By Barry Federovitch
For the Chris Murray Report
When it comes to upsets, you will be hard pressed to find one historically more unlikely this season than Sunday’s Tampa Bay win over Pittsburgh.
Think that’s an overstatement?
Consider: the Steelers’ highest winning percentage against any franchise in the league before Sunday? .889 against the Bucs. Before the 27-24 shocker, the Bucs had not beaten the Steelers in 16 years (a 16-3 defensive struggle in Tampa late in the 1998 season). The Bucs were 1-8 all-time against the Steelers and were 0-3 in Pittsburgh.
A small sample size for sure. But Steelers-Bucs was the definition of a one-sided rivalry; late in 1976, when the expansion Bucs were arguably the worst team of all-time, they faced the Steel Curtain defense in Pittsburgh at the peak of its powers … And the results were predictable. Pittsburgh won 42-0 in a game that easily could have been 70-0. In the two games in Pittsburgh that followed, the Bucs not only didn’t win, but failed to score a touchdown, getting outscored 79-15 before Sunday.
Talk about putrid. Five field goals in 12 quarters in Pittsburgh. An average of 198 yards total offense in those three games or barely more than half the 350 the Bucs put up Sunday.
Had the Steelers known any of this they could be forgiven for being overconfident, particularly when they still had the lead in the fourth quarter. With Dick LeBeau as defensive coordinator at home, the Steelers were 65-0 when leading in the fourth quarter before Mike Glennon’s five-yard touchdown toss to a diving Vincent Jackson with seven seconds left.
This not only gave the Bucs the most points they have ever scored in a game against the Steelers, but marked only the third time they ever managed to score more than 16 against them.
Fox producers were so sure that the Bucs wouldn’t win that with 1:35 to go they took a page out of NBC prematurely congratulating the Boston Red Sox for winning the 1986 World Series over the New York Mets; Fox flashed the graphic that NFL teams that start 3-1 make the playoffs 65 percent of the time and had Steelers 3-1 in bold underneath the stat.
Talk about a kiss of death.
In the bigger picture what will this mean? Maybe more for the Steelers than the Bucs, who must travel to New Orleans in Week Five. But if you’re Tampa Bay coach Lovie Smith, could you ask for a more dramatic turnaround in 10 days following the humiliating 56-14 demolition at Atlanta?

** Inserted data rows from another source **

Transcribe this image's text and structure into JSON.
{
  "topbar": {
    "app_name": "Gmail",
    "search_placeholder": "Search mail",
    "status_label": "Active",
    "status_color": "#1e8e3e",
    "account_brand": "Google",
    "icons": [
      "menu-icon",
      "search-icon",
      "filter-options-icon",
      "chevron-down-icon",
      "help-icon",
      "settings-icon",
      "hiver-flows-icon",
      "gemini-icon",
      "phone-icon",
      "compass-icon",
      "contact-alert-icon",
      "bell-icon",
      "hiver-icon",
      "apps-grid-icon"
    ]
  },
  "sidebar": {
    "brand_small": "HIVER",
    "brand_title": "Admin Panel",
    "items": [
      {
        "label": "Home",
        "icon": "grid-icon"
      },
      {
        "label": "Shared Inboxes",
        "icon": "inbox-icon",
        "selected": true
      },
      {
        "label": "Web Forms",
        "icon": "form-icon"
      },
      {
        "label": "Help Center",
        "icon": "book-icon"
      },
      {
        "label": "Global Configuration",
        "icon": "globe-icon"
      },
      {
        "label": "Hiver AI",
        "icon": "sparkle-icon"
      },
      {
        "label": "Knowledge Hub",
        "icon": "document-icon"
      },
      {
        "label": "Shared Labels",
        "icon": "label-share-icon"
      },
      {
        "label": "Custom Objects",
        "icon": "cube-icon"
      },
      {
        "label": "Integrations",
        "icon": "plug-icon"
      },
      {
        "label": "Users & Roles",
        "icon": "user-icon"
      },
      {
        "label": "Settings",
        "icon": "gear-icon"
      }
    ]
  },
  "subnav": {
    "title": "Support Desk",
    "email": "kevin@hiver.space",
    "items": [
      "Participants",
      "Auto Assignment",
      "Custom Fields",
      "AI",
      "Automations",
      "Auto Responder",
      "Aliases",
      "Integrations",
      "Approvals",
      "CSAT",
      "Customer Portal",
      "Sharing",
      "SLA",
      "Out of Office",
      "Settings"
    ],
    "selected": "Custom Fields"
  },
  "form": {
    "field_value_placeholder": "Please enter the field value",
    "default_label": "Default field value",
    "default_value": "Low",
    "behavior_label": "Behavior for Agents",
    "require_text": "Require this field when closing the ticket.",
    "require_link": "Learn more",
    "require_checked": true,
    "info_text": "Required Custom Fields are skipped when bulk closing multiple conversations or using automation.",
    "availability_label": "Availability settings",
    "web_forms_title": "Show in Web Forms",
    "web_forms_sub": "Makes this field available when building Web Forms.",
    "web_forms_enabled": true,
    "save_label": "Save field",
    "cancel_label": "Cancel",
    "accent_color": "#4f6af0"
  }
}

When all three NFC South teams also lost on Sunday, it marked the first time in 106 games, going back to Game 10 of the 2007 season when the Bucs won and gained a game on all three division rivals. That’s pre-Greg Schiano, pre-Raheem Morris, going back to Jon Gruden’s next-to-last season in Tampa.
Since no one in the division owns a winning record, the Bucs, who entered Sunday with a minus-50 point differential, are back to within a game of first place and can move into a tie for the top spot with a win and losses by injury-riddled Carolina and Atlanta.
Not that the Bucs have had much of a chance to gain ground on anyone of late before Sunday, they were 11-34 over their previous 45 games. That’s not just a little slump; it’s the Bucs’ worst 45-game stretch since the Ray Perkins-Leeman Bennett days more than a quarter century ago.
And the Steelers against NFC South opponents? The polar opposite.
Fresh off a romp over the defending division champion Panthers, Pittsburgh was 32-11-1 all-time against the four NFC South teams. The majority of those 44 games weren’t scoring shootouts either; only seven times did teams that are now part of the NFC South score as many as 27 points in a game … And only twice ever in Pittsburgh (in a history that goes back to 1966).
One-game aberration? Fluke or change in longstanding trend? We will leave that for another day.
But to the Bucs’ delight and Steelers’ dismay, Sunday’s game turned history on its ear.